▸ **Task prompt**:
Could you please retype all of the entries exactly as they appear?
BEGIN
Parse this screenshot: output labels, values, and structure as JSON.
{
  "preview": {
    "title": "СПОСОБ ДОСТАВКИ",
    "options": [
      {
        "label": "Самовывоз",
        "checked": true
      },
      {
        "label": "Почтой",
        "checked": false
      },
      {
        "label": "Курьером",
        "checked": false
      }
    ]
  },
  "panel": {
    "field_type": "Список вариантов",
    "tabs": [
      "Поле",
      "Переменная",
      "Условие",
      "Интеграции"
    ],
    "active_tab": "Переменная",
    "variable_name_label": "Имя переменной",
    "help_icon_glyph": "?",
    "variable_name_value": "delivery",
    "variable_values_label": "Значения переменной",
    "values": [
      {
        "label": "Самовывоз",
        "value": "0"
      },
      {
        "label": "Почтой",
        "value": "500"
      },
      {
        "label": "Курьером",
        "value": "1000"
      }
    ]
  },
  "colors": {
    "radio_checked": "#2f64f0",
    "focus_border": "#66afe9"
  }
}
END
▸ **Answer for this exercise**:
Parse this screenshot: output labels, values, and structure as JSON.
{
  "preview": {
    "title": "СПОСОБ ДОСТАВКИ",
    "options": [
      {
        "label": "Самовывоз",
        "checked": true
      },
      {
        "label": "Почтой",
        "checked": false
      },
      {
        "label": "Курьером",
        "checked": false
      }
    ]
  },
  "panel": {
    "field_type": "Список вариантов",
    "tabs": [
      "Поле",
      "Переменная",
      "Условие",
      "Интеграции"
    ],
    "active_tab": "Переменная",
    "variable_name_label": "Имя переменной",
    "help_icon_glyph": "?",
    "variable_name_value": "delivery",
    "variable_values_label": "Значения переменной",
    "values": [
      {
        "label": "Самовывоз",
        "value": "0"
      },
      {
        "label": "Почтой",
        "value": "500"
      },
      {
        "label": "Курьером",
        "value": "1000"
      }
    ]
  },
  "colors": {
    "radio_checked": "#2f64f0",
    "focus_border": "#66afe9"
  }
}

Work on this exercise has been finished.